This gauzy version of youth politics, born in the romanticization of the 1960s, is near and dear to
Dean's nostalgia erased memories of race riots, antiwar protests, domestic terrorism and the aftermath of various political assassinations, including what were then the recent murders of
Also left out of this conventional narrative: conservative youth politics. Young Americans for Freedom, the group that groomed and galvanized a generation of conservative leaders, issued its manifesto, the Sharon Statement, on
SDS was the more successful organization, culturally if not politically. This was in part because SDS had the sympathy of the press, but also because it had the more exciting story. They weren't merely rebels; they were in revolt against their own side. The SDSers had a radically different view of politics than older liberals.
Meanwhile, the young conservatives took their marching orders from the grown-ups, like
This disparity can be explained both philosophically and sociologically. The young conservatives hailed from more blue-collar backgrounds, and they self-consciously aligned themselves with eternal truths and the wisdom of the ancients. The young liberals, who tended to be the children of elites, sought to reinvent the wheel, rejecting not just the ancients but also the generation that came before them.
Ever since, young conservatives have been inclined to take cues from their elders. But that seems to be changing.
In the current issue of the
Shapiro argues persuasively that young conservatives care about character and values, while older ones have largely abandoned such concerns, preferring solid policy victories and perceived wins in the war on political correctness.
What explains the opposing visions? Part of it, Shapiro writes, is the usual tendency of young people to gravitate toward libertarianism and idealism.
But there's another reason: Young people understand that some of the things old people see as "political correctness" aren't necessarily the product of a Marxist virus that somehow escaped a laboratory at

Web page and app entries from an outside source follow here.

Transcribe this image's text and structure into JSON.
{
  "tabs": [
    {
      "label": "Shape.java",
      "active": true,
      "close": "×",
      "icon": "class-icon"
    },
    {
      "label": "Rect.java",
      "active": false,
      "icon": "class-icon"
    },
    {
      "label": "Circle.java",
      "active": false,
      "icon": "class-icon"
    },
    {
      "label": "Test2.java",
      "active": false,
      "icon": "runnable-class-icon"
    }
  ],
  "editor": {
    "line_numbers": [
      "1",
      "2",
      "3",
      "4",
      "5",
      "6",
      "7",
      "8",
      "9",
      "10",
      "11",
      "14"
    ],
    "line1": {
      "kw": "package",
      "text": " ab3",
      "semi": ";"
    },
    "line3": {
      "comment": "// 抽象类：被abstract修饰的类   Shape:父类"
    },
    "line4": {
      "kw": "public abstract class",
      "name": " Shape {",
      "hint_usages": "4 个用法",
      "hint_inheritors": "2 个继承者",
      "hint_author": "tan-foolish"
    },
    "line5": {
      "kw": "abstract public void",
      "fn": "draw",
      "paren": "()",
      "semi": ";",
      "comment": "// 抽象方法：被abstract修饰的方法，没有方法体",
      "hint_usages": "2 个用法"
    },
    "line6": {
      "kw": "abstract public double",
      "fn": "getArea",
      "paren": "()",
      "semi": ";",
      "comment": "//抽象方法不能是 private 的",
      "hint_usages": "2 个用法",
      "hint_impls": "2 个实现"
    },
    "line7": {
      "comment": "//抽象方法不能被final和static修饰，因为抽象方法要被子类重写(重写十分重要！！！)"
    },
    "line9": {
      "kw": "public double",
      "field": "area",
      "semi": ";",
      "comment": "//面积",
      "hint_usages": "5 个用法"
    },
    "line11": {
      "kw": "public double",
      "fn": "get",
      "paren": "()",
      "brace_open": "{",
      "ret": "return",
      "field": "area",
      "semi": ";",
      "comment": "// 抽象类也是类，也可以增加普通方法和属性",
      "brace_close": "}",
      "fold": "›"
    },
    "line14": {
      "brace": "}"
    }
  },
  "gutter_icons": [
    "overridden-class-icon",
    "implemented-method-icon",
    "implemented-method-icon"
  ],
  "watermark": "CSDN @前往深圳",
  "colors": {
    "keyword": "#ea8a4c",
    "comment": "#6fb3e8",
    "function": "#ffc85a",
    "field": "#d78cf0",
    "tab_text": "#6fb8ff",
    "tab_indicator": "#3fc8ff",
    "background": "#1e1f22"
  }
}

It may be time to play some Buffalo Springfield, because there is something happening here. As pollster